You will notice that the word de is often used with superlatives. When used after a superlative, de can mean “in” or “of.”
Notice that in the second example, de has combined with el to form del. This is identical to the formation of al from a and el. Anytime you see de and el together, remember:
de + el = del
The Most of All: MÁS DE
You can also form superlatives by talking about the strongest, coolest, fastest thing of all. Whereas you form these superlatives in English by adding an –est to the end of the adjective or adverb, you form them in Spanish by using the word más instead.
Más means most. If you wish to talk about “the hottest day of the summer” in Spanish, you’ll have to say “the day most hot of the summer.” Sound strange?
Remember that in English, not all adjectives can be transformed with an –est ending. You can’t say “beautifulest” or “expensivest”! In those cases, you form the superlative just as it is done in Spanish: you talk about the “most beautiful” or the “most expensive.”
That’s exactly how it’s done in Spanish. All other superlatives will be formed using the sentence construction below.
noun + más + adjective or adverb + de + noun
In Spanish, then, the phrase “the hottest day of the summer” will become:
el día + más + caluroso + del + verano
La primavera es la estación más lluviosa en mi región.
The spring is the wettest season in my region.
Los matadores profesionales solo usan los toros más fuertes de España.
Professional bullfighters only use the strongest bulls in Spain.
Super Cool: The Ending -ísimo
In Spanish, there’s another way of expressing how something is just the “most-est.” You can intensify the meaning of any adjective by adding the ending -ísimo.

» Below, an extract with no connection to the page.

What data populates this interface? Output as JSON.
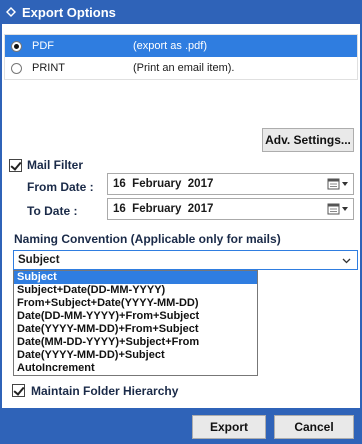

This is the English equivalent adding a “very” or “super” before the adjective.
More than in Spanish and Less than in Spanish: MÁS QUE and MENOS QUE
Other comparisons you will make will be of the greater and lesser sort. In other words, you will say that something has more or less of a quality than the other thing. For example,
- Julie has more pens than Matt.
- San Francisco has fewer people than Los Angeles.
- When it comes to shoes, Annette has more than her sister.
Notice that the words “more” and “less” are followed by a “than.” In Spanish, it’s just the same, but instead of talking about “more than” you will talk about más que.
más que = more (or greater) than menos que = less (or fewer) than
Expressing How Things are Alike in Spanish: TAN COMO and TANTO COMO
You can also use comparatives to describe how similar two things are. For example, you might wish to say:
- You’re as nice as your sister.
- I have as many toys as you.
Expressions like tan … como and tanto … como help you do that.
When you compare two things that are similar in English, you often use as … as, whether or not the word that the two things have in common is a noun, adjective, or adverb. In Spanish, however, there is a distinction.
- Use tan … como for “as … as” when the characteristic in common is an adjective or adverb.
- Use tanto … como for “as many … as” or “as much … as,” when the characteristic in common is a noun.
Go back and look at the sample sentences in English above. Can you guess which would use tan … como and which would use tanto … como?
- Eres tan amable como tu hermana***.* (“nice” is an adjective)
- Tengo tantos juguetes como tú. (“toys” is a noun)
Remember that the word tanto must reflect the gender and quantity of the noun it describes.
- Tengo tanto dinero como él.
- Ella tiene tantos zapatos como su amiga.
- Nosotros tenemos tanta comida como los otros.
- Ustedes tienen tantas cosas como nosotros.
Carlos es tan guapo como su hermano.
Charles is as handsome as his brother. ("handsome" is an adjective)